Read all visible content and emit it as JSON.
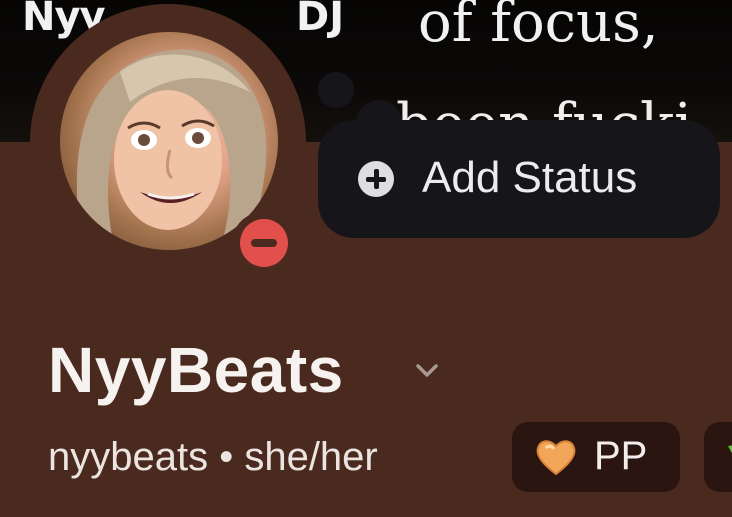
{
  "banner": {
    "text_fragment_1": "Nyy",
    "text_fragment_2": "DJ",
    "text_fragment_3": "of focus, ",
    "text_fragment_4": "been fucki"
  },
  "status": {
    "add_label": "Add Status",
    "presence": "do-not-disturb",
    "presence_color": "#e2504b"
  },
  "profile": {
    "display_name": "NyyBeats",
    "username": "nyybeats",
    "separator": "•",
    "pronouns": "she/her",
    "meta_line": "nyybeats • she/her"
  },
  "tags": [
    {
      "icon": "heart-icon",
      "label": "PP",
      "color": "#f2a65a"
    },
    {
      "icon": "leaf-icon",
      "label": "",
      "color": "#5fbf3c"
    }
  ],
  "colors": {
    "panel": "#4a2a1f",
    "status_bubble": "#16161a",
    "tag_pill": "#2a1510"
  }
}
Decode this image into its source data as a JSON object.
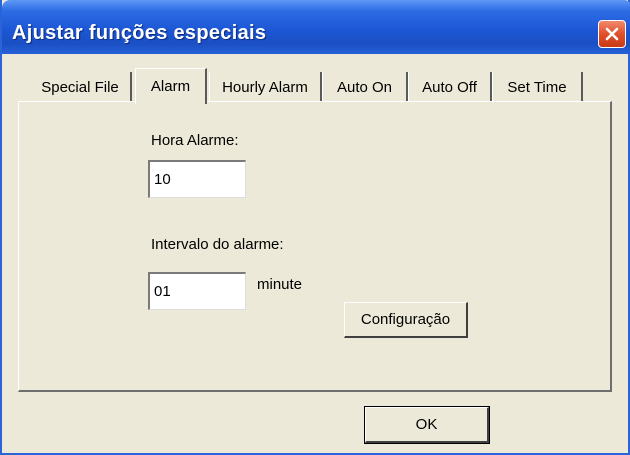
{
  "window": {
    "title": "Ajustar funções especiais",
    "close_icon": "close-icon"
  },
  "tabs": [
    {
      "label": "Special File",
      "active": false
    },
    {
      "label": "Alarm",
      "active": true
    },
    {
      "label": "Hourly Alarm",
      "active": false
    },
    {
      "label": "Auto On",
      "active": false
    },
    {
      "label": "Auto Off",
      "active": false
    },
    {
      "label": "Set Time",
      "active": false
    }
  ],
  "alarm": {
    "hour_label": "Hora Alarme:",
    "hour_value": "10",
    "interval_label": "Intervalo do alarme:",
    "interval_value": "01",
    "interval_unit": "minute",
    "config_button": "Configuração"
  },
  "footer": {
    "ok_button": "OK"
  },
  "colors": {
    "titlebar": "#1d57d5",
    "close": "#e0502a",
    "face": "#ece9d8"
  }
}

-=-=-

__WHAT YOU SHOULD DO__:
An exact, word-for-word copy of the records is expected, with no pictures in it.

__RESPONSE BELOW__:
Read all visible content and emit it as JSON.
{
  "banner": {
    "text_fragment_1": "Nyy",
    "text_fragment_2": "DJ",
    "text_fragment_3": "of focus, ",
    "text_fragment_4": "been fucki"
  },
  "status": {
    "add_label": "Add Status",
    "presence": "do-not-disturb",
    "presence_color": "#e2504b"
  },
  "profile": {
    "display_name": "NyyBeats",
    "username": "nyybeats",
    "separator": "•",
    "pronouns": "she/her",
    "meta_line": "nyybeats • she/her"
  },
  "tags": [
    {
      "icon": "heart-icon",
      "label": "PP",
      "color": "#f2a65a"
    },
    {
      "icon": "leaf-icon",
      "label": "",
      "color": "#5fbf3c"
    }
  ],
  "colors": {
    "panel": "#4a2a1f",
    "status_bubble": "#16161a",
    "tag_pill": "#2a1510"
  }
}
Decode this image into its source data as a JSON object.
{
  "window": {
    "title": "Ajustar funções especiais",
    "close_icon": "close-icon"
  },
  "tabs": [
    {
      "label": "Special File",
      "active": false
    },
    {
      "label": "Alarm",
      "active": true
    },
    {
      "label": "Hourly Alarm",
      "active": false
    },
    {
      "label": "Auto On",
      "active": false
    },
    {
      "label": "Auto Off",
      "active": false
    },
    {
      "label": "Set Time",
      "active": false
    }
  ],
  "alarm": {
    "hour_label": "Hora Alarme:",
    "hour_value": "10",
    "interval_label": "Intervalo do alarme:",
    "interval_value": "01",
    "interval_unit": "minute",
    "config_button": "Configuração"
  },
  "footer": {
    "ok_button": "OK"
  },
  "colors": {
    "titlebar": "#1d57d5",
    "close": "#e0502a",
    "face": "#ece9d8"
  }
}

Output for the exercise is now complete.